> Problem details:
What lines in the records below contain the string "kind"? Copy every one.

**** Provided records

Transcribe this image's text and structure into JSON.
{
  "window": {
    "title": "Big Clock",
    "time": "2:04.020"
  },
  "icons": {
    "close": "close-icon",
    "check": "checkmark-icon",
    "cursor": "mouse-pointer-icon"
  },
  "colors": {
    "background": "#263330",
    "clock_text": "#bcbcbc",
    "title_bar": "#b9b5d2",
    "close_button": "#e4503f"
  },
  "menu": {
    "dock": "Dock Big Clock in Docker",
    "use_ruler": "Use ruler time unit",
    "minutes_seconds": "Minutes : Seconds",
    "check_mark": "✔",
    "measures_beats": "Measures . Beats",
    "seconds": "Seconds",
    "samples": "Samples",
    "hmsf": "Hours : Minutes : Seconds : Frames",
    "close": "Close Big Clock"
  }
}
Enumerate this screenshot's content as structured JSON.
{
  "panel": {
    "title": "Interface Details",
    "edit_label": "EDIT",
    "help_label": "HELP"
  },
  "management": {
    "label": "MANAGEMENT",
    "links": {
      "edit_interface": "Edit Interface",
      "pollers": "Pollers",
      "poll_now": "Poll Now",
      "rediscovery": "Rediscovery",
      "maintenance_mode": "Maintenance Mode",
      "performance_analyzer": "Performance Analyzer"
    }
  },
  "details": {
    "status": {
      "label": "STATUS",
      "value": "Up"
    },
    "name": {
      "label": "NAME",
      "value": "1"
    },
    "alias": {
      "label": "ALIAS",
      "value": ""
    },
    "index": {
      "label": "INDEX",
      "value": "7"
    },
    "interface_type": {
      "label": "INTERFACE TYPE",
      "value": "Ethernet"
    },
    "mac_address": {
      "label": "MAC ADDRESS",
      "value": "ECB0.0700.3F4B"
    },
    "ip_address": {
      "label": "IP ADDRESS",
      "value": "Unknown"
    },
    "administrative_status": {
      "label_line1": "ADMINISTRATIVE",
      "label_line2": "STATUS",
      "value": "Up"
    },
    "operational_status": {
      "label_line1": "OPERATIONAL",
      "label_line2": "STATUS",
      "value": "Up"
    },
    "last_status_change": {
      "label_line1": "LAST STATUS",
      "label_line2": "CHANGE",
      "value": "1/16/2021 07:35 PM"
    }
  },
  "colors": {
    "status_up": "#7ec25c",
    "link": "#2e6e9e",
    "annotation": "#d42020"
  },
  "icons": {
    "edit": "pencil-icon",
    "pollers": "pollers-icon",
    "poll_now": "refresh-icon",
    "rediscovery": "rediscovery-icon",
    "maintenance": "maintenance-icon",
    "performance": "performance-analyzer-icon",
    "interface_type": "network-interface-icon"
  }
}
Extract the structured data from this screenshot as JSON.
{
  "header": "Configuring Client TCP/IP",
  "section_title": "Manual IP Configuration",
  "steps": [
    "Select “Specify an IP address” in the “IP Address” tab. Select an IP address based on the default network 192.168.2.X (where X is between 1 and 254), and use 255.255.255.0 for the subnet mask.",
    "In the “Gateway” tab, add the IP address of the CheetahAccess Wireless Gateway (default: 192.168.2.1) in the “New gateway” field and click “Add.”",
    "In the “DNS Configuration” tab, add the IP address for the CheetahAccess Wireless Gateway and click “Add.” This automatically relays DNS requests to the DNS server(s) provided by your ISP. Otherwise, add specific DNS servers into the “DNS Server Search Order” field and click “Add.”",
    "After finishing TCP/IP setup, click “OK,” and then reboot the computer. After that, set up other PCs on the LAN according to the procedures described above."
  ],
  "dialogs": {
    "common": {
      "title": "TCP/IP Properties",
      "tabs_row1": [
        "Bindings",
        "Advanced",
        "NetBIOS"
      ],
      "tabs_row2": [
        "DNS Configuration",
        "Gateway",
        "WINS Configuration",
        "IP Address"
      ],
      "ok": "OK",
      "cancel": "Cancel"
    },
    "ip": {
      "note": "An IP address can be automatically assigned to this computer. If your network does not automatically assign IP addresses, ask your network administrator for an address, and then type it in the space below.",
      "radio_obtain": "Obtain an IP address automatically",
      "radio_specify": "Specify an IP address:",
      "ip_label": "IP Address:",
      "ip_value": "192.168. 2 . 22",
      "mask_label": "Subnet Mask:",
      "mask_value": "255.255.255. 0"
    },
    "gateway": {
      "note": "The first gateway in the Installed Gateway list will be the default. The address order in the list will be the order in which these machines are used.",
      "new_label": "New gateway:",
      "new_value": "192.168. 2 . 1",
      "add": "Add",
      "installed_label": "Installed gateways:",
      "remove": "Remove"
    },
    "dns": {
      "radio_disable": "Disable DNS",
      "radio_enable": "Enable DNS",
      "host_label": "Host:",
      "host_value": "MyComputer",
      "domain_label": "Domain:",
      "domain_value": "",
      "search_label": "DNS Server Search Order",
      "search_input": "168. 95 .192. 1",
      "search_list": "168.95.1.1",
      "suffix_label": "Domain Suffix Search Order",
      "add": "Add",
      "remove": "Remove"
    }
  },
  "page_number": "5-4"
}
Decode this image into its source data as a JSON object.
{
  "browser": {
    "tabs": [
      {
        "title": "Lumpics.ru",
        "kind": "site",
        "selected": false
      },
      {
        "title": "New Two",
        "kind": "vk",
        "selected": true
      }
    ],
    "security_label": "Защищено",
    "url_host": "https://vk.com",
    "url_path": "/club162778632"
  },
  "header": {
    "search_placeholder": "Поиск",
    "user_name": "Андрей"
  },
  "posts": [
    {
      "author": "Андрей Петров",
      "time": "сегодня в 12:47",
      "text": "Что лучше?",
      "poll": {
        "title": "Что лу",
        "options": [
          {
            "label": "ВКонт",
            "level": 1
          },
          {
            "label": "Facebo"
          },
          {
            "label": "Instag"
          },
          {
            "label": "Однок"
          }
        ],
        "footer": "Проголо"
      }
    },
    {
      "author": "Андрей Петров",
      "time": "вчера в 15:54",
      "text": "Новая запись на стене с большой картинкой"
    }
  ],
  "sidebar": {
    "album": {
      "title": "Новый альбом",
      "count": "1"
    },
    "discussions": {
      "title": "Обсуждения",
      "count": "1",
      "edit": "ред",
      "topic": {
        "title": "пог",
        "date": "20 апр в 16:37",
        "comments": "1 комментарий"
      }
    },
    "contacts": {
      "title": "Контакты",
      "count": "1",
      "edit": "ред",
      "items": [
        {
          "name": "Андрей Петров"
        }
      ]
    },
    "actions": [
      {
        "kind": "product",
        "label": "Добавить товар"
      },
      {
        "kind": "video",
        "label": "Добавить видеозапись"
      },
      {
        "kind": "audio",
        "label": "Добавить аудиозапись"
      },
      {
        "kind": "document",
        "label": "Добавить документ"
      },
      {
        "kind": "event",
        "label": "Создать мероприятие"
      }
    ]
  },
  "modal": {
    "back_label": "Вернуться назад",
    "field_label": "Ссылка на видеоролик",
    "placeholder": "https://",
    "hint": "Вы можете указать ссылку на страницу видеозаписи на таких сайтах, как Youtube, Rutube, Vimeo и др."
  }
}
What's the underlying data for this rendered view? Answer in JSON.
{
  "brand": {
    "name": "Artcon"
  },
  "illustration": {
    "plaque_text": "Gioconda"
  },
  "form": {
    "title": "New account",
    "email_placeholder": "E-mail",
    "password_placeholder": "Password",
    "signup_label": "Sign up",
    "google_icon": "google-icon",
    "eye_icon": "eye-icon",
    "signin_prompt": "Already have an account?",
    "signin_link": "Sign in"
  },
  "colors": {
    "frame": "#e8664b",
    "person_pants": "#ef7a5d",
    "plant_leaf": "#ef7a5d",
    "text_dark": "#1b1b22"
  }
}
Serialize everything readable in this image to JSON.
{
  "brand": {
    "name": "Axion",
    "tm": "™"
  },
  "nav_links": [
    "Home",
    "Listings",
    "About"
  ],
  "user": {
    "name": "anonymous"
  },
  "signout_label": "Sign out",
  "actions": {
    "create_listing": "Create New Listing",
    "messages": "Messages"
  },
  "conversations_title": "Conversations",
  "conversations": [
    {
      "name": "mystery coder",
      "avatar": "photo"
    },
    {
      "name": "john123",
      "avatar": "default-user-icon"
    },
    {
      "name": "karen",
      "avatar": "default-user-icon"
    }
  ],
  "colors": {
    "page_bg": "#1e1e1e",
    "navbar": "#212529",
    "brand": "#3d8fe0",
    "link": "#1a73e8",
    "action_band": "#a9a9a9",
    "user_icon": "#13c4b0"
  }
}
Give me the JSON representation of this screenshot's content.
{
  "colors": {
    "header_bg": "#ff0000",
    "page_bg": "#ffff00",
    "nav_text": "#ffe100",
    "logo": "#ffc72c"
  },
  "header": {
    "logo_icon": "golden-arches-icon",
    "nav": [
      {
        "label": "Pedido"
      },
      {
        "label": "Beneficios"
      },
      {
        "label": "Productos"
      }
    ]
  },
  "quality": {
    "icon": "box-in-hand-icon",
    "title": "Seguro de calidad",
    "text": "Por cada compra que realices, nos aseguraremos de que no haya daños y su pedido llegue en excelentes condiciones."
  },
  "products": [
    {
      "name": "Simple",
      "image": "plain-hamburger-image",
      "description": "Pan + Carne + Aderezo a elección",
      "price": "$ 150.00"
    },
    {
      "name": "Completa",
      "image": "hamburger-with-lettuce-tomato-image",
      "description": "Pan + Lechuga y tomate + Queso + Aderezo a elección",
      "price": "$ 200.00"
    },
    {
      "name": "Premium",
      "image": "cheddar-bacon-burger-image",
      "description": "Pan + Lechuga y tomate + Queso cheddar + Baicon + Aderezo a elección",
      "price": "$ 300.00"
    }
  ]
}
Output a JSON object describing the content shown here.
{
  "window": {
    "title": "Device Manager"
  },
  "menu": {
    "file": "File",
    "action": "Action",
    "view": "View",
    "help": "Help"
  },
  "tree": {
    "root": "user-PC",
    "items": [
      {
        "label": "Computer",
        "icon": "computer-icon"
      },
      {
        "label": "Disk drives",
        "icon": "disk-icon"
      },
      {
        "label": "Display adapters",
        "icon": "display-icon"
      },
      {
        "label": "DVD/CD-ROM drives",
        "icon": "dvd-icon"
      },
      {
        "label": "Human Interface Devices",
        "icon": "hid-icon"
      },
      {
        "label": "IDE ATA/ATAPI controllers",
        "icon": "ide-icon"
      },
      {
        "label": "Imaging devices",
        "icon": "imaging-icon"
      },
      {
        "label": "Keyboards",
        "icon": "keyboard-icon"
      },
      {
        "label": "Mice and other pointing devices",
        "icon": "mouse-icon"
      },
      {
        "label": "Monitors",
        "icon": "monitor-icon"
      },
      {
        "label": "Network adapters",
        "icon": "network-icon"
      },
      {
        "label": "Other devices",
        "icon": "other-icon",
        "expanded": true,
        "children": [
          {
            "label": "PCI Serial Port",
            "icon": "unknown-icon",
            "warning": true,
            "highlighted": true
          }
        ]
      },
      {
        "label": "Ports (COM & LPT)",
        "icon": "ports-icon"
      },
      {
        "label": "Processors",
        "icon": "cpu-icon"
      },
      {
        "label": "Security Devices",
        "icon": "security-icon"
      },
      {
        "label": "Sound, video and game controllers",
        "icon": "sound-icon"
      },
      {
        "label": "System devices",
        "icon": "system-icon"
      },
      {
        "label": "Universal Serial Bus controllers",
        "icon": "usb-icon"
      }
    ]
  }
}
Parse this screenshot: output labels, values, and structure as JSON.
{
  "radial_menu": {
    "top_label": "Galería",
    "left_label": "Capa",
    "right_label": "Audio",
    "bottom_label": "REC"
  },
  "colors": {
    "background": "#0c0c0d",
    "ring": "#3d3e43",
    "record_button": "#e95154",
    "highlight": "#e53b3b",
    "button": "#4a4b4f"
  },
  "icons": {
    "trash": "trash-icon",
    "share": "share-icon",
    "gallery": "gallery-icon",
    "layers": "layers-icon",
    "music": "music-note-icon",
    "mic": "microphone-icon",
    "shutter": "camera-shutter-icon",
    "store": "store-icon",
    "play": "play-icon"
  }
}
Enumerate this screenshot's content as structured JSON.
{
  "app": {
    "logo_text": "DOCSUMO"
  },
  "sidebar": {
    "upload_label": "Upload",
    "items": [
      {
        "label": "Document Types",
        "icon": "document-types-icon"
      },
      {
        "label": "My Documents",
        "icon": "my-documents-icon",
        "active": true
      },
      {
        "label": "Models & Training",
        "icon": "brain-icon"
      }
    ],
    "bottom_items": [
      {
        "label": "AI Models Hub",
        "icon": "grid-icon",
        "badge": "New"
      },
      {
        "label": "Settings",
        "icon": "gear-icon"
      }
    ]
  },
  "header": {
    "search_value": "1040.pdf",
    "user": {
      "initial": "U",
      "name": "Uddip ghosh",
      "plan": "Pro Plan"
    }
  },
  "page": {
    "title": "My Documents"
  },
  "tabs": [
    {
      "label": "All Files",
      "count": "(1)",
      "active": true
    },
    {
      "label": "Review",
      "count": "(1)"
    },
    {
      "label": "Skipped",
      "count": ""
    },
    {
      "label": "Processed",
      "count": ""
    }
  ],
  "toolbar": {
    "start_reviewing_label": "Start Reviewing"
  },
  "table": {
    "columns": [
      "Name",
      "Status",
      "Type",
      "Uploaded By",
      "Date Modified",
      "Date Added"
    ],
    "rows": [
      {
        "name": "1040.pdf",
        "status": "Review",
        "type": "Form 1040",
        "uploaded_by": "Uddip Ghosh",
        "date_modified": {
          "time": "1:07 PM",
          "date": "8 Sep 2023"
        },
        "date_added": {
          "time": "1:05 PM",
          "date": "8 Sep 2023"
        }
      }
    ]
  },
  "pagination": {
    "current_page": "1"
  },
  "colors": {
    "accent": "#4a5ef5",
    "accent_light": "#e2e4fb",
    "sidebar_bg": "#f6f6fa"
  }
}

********

> Answer space:
        "kind": "site",
        "kind": "vk",
        "kind": "product",
        "kind": "video",
        "kind": "audio",
        "kind": "document",
        "kind": "event",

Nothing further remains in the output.